▶ **What you are asked to do**: Search the records for the string "Huỳnh" and copy every line in which it appears.

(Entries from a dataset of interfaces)
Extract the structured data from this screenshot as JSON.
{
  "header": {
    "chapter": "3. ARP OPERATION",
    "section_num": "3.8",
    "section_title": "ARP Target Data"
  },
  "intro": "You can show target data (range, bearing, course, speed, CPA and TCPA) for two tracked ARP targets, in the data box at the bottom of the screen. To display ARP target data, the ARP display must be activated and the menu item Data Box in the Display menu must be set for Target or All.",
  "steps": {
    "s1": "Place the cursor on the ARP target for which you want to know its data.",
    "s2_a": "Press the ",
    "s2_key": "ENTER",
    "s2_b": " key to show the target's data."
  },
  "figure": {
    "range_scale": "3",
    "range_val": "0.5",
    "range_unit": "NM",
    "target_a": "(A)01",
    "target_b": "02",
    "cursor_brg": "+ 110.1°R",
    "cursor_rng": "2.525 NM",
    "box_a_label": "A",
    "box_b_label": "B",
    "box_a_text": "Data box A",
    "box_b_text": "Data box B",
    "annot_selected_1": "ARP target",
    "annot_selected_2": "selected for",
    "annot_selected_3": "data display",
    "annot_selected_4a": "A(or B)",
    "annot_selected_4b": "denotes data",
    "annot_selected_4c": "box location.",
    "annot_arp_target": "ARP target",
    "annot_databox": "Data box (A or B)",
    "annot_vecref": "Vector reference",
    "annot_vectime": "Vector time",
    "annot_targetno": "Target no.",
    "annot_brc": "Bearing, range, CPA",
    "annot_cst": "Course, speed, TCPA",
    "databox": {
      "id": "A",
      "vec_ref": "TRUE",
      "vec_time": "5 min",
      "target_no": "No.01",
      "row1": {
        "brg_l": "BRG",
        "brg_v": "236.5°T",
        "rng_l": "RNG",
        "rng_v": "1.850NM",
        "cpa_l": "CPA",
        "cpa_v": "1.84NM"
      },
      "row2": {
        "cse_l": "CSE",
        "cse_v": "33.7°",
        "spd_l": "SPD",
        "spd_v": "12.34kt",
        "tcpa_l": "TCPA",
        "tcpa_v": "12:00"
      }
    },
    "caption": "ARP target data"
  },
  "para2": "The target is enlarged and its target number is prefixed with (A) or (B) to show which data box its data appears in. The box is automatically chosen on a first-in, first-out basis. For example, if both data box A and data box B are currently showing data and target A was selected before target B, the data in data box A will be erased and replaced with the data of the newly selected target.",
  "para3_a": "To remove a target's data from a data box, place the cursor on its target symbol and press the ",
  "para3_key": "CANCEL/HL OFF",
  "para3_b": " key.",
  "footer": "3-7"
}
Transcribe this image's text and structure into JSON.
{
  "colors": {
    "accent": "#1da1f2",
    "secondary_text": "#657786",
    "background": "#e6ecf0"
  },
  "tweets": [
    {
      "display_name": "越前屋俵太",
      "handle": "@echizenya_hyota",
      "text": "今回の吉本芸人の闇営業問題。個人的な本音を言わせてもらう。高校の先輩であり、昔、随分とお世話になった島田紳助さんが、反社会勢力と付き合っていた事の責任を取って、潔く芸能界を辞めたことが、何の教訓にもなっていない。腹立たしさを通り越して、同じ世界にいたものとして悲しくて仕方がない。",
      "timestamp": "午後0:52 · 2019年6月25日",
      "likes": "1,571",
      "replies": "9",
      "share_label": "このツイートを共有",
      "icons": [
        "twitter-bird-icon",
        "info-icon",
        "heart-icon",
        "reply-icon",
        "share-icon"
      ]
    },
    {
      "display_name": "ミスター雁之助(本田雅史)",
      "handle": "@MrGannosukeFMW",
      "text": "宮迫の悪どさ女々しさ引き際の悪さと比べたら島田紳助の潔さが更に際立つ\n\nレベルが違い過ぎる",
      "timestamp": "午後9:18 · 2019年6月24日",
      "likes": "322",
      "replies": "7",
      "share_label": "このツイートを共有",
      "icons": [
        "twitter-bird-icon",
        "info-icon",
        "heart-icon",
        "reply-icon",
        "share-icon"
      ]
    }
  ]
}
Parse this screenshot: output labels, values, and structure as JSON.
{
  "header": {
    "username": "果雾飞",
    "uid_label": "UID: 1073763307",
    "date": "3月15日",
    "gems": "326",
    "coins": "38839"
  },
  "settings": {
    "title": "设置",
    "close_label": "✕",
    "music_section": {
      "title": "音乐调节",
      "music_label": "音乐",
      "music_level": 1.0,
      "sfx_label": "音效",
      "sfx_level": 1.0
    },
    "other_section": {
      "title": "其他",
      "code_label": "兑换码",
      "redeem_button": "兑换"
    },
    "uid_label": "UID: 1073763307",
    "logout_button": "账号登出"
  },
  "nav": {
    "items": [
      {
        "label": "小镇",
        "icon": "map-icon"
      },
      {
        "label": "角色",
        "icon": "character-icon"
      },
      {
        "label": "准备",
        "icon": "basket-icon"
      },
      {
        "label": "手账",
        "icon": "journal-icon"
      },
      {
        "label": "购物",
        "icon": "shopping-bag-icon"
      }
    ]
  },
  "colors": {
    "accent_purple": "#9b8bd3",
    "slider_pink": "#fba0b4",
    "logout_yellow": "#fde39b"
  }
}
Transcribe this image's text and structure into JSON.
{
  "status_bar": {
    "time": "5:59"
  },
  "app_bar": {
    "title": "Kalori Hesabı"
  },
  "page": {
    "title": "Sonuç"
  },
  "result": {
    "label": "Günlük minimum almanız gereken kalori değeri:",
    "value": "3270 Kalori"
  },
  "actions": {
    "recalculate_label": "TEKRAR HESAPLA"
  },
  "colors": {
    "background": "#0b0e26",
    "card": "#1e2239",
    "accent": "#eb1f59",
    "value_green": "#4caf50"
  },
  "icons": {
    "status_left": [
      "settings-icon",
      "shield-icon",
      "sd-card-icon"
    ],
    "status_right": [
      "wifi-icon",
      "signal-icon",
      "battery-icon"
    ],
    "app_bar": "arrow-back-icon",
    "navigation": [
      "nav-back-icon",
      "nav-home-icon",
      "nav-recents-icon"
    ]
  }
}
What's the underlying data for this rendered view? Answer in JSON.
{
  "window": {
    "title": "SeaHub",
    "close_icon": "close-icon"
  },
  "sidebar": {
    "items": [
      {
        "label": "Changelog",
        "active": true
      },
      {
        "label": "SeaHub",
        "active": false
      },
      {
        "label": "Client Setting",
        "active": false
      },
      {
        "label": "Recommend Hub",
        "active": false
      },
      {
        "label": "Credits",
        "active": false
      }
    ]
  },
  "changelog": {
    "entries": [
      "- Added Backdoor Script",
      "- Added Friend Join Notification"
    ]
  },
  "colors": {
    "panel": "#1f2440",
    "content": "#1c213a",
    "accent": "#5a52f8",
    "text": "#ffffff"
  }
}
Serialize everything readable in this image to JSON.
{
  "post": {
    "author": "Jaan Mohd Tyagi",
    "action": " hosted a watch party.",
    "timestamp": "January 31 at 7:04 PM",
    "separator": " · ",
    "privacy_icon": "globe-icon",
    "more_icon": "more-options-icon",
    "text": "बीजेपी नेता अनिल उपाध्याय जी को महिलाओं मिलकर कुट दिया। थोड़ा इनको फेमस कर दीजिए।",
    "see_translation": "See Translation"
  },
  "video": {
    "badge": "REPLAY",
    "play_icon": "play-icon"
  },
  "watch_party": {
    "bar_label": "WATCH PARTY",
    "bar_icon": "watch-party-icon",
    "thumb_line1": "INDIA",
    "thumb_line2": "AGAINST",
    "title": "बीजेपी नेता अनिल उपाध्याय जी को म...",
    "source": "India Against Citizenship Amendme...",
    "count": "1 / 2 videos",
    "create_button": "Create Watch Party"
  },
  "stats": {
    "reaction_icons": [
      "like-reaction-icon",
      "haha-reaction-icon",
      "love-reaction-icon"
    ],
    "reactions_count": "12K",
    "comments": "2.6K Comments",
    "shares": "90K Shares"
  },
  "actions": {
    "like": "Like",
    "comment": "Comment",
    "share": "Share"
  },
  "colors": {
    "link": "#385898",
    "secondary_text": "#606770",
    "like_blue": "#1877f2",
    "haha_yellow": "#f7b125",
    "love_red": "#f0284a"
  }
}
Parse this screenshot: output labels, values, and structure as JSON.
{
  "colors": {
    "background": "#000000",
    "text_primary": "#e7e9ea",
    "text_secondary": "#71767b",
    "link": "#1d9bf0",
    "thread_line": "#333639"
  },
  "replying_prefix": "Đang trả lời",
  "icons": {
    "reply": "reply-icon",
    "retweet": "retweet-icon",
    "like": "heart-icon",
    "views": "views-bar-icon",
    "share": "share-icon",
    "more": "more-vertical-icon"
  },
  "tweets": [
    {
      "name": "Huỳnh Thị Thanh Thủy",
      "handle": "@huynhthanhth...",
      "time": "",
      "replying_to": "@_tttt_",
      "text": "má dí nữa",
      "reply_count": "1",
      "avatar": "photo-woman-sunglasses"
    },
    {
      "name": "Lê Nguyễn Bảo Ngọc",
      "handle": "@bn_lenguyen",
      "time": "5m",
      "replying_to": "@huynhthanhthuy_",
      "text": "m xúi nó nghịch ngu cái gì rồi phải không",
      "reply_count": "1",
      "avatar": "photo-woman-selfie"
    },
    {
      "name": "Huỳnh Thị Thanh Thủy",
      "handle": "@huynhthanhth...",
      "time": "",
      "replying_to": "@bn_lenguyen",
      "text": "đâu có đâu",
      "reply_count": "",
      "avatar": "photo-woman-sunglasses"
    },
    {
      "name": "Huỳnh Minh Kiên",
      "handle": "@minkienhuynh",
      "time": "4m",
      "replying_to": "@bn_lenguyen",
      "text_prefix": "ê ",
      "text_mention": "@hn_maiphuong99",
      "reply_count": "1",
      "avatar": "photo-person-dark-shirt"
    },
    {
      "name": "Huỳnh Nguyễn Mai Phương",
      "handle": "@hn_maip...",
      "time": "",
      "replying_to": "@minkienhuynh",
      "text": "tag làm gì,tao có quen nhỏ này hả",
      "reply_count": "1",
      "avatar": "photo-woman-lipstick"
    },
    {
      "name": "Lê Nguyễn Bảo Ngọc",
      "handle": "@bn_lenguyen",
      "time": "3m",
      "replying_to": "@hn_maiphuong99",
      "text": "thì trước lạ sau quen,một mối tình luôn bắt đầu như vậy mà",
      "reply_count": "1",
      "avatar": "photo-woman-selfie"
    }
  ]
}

▶ **Response box**:
      "name": "Huỳnh Thị Thanh Thủy",
      "name": "Huỳnh Thị Thanh Thủy",
      "name": "Huỳnh Minh Kiên",
      "name": "Huỳnh Nguyễn Mai Phương",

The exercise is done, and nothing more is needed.